This is a simple point, but surprisingly effective if actioned. We have known for some time that volunteers are significantly less likely to quit when a specific end date has been supplied. It appears that a fixed-term obligation is more likely to be honoured than an open-ended commitment.
The key communication problems cited by volunteers as a cause of attrition include: difficulty contacting staff, a lack of feedback from support staff, concerns about the value of written reports, a misunderstanding of policies or procedures, and not being briefed properly for the tasks they were asked to accomplish. It is essential therefore that volunteers are party to the same communications as paid staff.
5 Inclusion in decision making
Volunteers should be invited to participate in any staff consultations the organisation may undertake and be asked to offer suggestions for service improvements in the same way as paid staff. A high number of volunteers leave because they feel unable to exert even the most modest of influence over the plans of the organisation.
6 Provision of appropriate training and supervision
Some volunteers quit because they feel unsupported by the nonprofit or ill equipped to perform the duties they have been requested to undertake. Problems can also arise with supervision since organisations must make tough decisions about whether to have the volunteer supervised by a volunteer coordinator or by the line manager in the department in which they are working. The balance of evidence is that volunteers prefer the latter so they can feel part of a team but the real lesson from the literature is that ‘it depends’ and as a consequence the issue must be approached with some sensitivity.

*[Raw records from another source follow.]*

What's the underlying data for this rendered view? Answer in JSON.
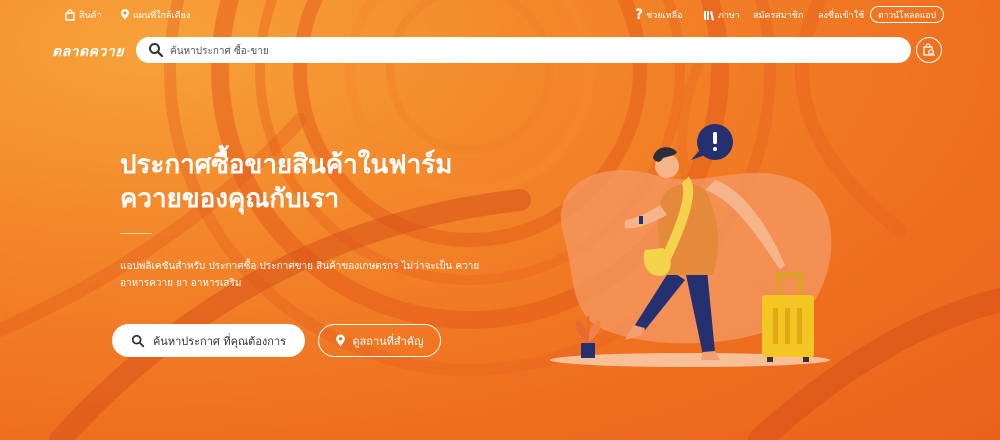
{
  "topbar": {
    "products_label": "สินค้า",
    "nearby_label": "แผนที่ใกล้เคียง",
    "help_label": "ช่วยเหลือ",
    "language_label": "ภาษา",
    "register_label": "สมัครสมาชิก",
    "login_label": "ลงชื่อเข้าใช้",
    "download_label": "ดาวน์โหลดแอป"
  },
  "header": {
    "logo_text": "ตลาดควาย",
    "search_placeholder": "ค้นหาประกาศ ซื้อ-ขาย"
  },
  "hero": {
    "headline_line1": "ประกาศซื้อขายสินค้าในฟาร์ม",
    "headline_line2": "ควายของคุณกับเรา",
    "description_line1": "แอปพลิเคชันสำหรับ ประกาศซื้อ ประกาศขาย สินค้าของเกษตรกร ไม่ว่าจะเป็น ควาย",
    "description_line2": "อาหารควาย ยา อาหารเสริม",
    "search_button_label": "ค้นหาประกาศ ที่คุณต้องการ",
    "places_button_label": "ดูสถานที่สำคัญ"
  },
  "colors": {
    "background": "#ef6f1f",
    "accent": "#ffffff",
    "text_dark": "#333333"
  },
  "icons": [
    "shopping-bag-icon",
    "location-pin-icon",
    "question-icon",
    "library-icon",
    "search-icon",
    "cart-search-icon",
    "traveler-illustration"
  ]
}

7 Recognition programs
Nonprofits may either create a formal recognition system or deal with recognition on a more ad hoc basis. Simple communications such as notes of thanks, a telephone call, or a mention in a newsletter or internal paper have all been found to be effective forms of recognition.
There are also certificates, pins and recognition dinners, which form the backbone of volunteer recognition programs in the US and which seem to be creeping their way across the Atlantic. The reason? In this country research tells us that while volunteers may say they have no need for recognition, recognition actually plays a critical role in their retention. We also know that, in the fundraising context, volunteers feel it is typically more appropriate to reward tenure than the actual amounts raised.
8 Performance evaluation or appraisal
Volunteers should be subjected to the same internal program of evaluation as paid staff. Most commonly this may be a periodic appraisal of their performance – and ideally the organisation’s performance in assisting them to achieve their personal goals. An action plan for the coming period can be agreed upon and appropriate development opportunities actioned.
9 Watch the door
Many nonprofits now conduct exit interviews of volunteers. This can be an excellent way of identifying areas in which the organisation might improve the quality of support and opportunities it offers to its volunteer base.
While some volunteer turnover will be due to unavoidable factors, such as relocation or a change in the individual’s lifestyle, there will undoubtedly be some turnover that proves to be due to one or more of the factors listed above and on which the organisation can therefore take action to improve.
Adrian is a world-leading researcher, author, thinker and teacher of fundraising practice. He is Chair in Fundraising at the UK’s Plymouth University and was the first Hartsook Chair in Fundraising at Indiana University’s Lilly Family School of Philanthropy in the US.